◆ Exercise description
Copy the entries exactly. Leave nothing out and add nothing.

↓↓↓

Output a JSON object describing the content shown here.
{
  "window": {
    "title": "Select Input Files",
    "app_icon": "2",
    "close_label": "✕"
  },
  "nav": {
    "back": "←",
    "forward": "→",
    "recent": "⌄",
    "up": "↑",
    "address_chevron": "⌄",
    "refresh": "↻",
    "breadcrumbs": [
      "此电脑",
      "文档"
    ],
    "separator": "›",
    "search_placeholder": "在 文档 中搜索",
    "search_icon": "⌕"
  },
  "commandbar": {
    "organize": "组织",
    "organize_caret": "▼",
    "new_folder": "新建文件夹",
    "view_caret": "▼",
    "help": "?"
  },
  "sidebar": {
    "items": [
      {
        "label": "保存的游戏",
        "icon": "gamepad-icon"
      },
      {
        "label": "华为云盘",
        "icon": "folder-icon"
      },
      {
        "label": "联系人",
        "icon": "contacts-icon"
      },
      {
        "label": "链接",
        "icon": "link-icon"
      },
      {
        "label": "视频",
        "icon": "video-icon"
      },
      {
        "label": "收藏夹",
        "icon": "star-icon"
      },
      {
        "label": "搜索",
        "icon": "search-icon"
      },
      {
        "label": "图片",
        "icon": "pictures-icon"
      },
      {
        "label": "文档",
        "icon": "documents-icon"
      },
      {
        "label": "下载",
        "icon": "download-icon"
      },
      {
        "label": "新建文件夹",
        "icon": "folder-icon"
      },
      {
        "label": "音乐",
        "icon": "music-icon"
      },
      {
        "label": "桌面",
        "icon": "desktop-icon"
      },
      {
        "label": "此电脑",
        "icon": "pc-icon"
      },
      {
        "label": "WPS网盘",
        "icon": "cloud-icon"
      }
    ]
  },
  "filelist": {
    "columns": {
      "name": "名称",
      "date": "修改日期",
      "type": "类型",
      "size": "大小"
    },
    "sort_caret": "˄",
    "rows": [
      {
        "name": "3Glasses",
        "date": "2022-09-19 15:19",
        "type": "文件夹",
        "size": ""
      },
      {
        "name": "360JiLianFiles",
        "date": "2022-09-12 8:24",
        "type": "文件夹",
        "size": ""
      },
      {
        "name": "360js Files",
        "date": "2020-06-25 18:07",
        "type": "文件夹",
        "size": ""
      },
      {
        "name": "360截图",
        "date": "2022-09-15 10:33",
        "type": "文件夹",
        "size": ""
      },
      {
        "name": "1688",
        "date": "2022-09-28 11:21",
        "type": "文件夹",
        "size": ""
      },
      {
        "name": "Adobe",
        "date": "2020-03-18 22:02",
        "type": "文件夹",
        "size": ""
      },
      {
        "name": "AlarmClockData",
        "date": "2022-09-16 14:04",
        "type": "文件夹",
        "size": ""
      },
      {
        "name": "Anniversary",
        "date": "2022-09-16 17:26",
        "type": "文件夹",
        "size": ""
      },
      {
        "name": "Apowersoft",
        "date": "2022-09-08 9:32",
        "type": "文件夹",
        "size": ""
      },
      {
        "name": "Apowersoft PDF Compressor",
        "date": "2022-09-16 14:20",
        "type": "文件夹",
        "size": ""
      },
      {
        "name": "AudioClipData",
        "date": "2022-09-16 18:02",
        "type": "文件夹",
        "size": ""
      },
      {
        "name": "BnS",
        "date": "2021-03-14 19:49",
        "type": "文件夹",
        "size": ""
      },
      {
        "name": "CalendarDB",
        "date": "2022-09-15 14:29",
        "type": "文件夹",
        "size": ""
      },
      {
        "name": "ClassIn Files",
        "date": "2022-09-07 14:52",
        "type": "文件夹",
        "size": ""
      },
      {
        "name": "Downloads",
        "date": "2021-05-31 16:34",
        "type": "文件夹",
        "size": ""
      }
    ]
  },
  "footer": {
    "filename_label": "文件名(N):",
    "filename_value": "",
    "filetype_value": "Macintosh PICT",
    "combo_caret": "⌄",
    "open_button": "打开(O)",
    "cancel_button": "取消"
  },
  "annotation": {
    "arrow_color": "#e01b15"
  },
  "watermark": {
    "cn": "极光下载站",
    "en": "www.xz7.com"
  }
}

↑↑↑

◆ Answer to this exercise
Output a JSON object describing the content shown here.
{
  "window": {
    "title": "Select Input Files",
    "app_icon": "2",
    "close_label": "✕"
  },
  "nav": {
    "back": "←",
    "forward": "→",
    "recent": "⌄",
    "up": "↑",
    "address_chevron": "⌄",
    "refresh": "↻",
    "breadcrumbs": [
      "此电脑",
      "文档"
    ],
    "separator": "›",
    "search_placeholder": "在 文档 中搜索",
    "search_icon": "⌕"
  },
  "commandbar": {
    "organize": "组织",
    "organize_caret": "▼",
    "new_folder": "新建文件夹",
    "view_caret": "▼",
    "help": "?"
  },
  "sidebar": {
    "items": [
      {
        "label": "保存的游戏",
        "icon": "gamepad-icon"
      },
      {
        "label": "华为云盘",
        "icon": "folder-icon"
      },
      {
        "label": "联系人",
        "icon": "contacts-icon"
      },
      {
        "label": "链接",
        "icon": "link-icon"
      },
      {
        "label": "视频",
        "icon": "video-icon"
      },
      {
        "label": "收藏夹",
        "icon": "star-icon"
      },
      {
        "label": "搜索",
        "icon": "search-icon"
      },
      {
        "label": "图片",
        "icon": "pictures-icon"
      },
      {
        "label": "文档",
        "icon": "documents-icon"
      },
      {
        "label": "下载",
        "icon": "download-icon"
      },
      {
        "label": "新建文件夹",
        "icon": "folder-icon"
      },
      {
        "label": "音乐",
        "icon": "music-icon"
      },
      {
        "label": "桌面",
        "icon": "desktop-icon"
      },
      {
        "label": "此电脑",
        "icon": "pc-icon"
      },
      {
        "label": "WPS网盘",
        "icon": "cloud-icon"
      }
    ]
  },
  "filelist": {
    "columns": {
      "name": "名称",
      "date": "修改日期",
      "type": "类型",
      "size": "大小"
    },
    "sort_caret": "˄",
    "rows": [
      {
        "name": "3Glasses",
        "date": "2022-09-19 15:19",
        "type": "文件夹",
        "size": ""
      },
      {
        "name": "360JiLianFiles",
        "date": "2022-09-12 8:24",
        "type": "文件夹",
        "size": ""
      },
      {
        "name": "360js Files",
        "date": "2020-06-25 18:07",
        "type": "文件夹",
        "size": ""
      },
      {
        "name": "360截图",
        "date": "2022-09-15 10:33",
        "type": "文件夹",
        "size": ""
      },
      {
        "name": "1688",
        "date": "2022-09-28 11:21",
        "type": "文件夹",
        "size": ""
      },
      {
        "name": "Adobe",
        "date": "2020-03-18 22:02",
        "type": "文件夹",
        "size": ""
      },
      {
        "name": "AlarmClockData",
        "date": "2022-09-16 14:04",
        "type": "文件夹",
        "size": ""
      },
      {
        "name": "Anniversary",
        "date": "2022-09-16 17:26",
        "type": "文件夹",
        "size": ""
      },
      {
        "name": "Apowersoft",
        "date": "2022-09-08 9:32",
        "type": "文件夹",
        "size": ""
      },
      {
        "name": "Apowersoft PDF Compressor",
        "date": "2022-09-16 14:20",
        "type": "文件夹",
        "size": ""
      },
      {
        "name": "AudioClipData",
        "date": "2022-09-16 18:02",
        "type": "文件夹",
        "size": ""
      },
      {
        "name": "BnS",
        "date": "2021-03-14 19:49",
        "type": "文件夹",
        "size": ""
      },
      {
        "name": "CalendarDB",
        "date": "2022-09-15 14:29",
        "type": "文件夹",
        "size": ""
      },
      {
        "name": "ClassIn Files",
        "date": "2022-09-07 14:52",
        "type": "文件夹",
        "size": ""
      },
      {
        "name": "Downloads",
        "date": "2021-05-31 16:34",
        "type": "文件夹",
        "size": ""
      }
    ]
  },
  "footer": {
    "filename_label": "文件名(N):",
    "filename_value": "",
    "filetype_value": "Macintosh PICT",
    "combo_caret": "⌄",
    "open_button": "打开(O)",
    "cancel_button": "取消"
  },
  "annotation": {
    "arrow_color": "#e01b15"
  },
  "watermark": {
    "cn": "极光下载站",
    "en": "www.xz7.com"
  }
}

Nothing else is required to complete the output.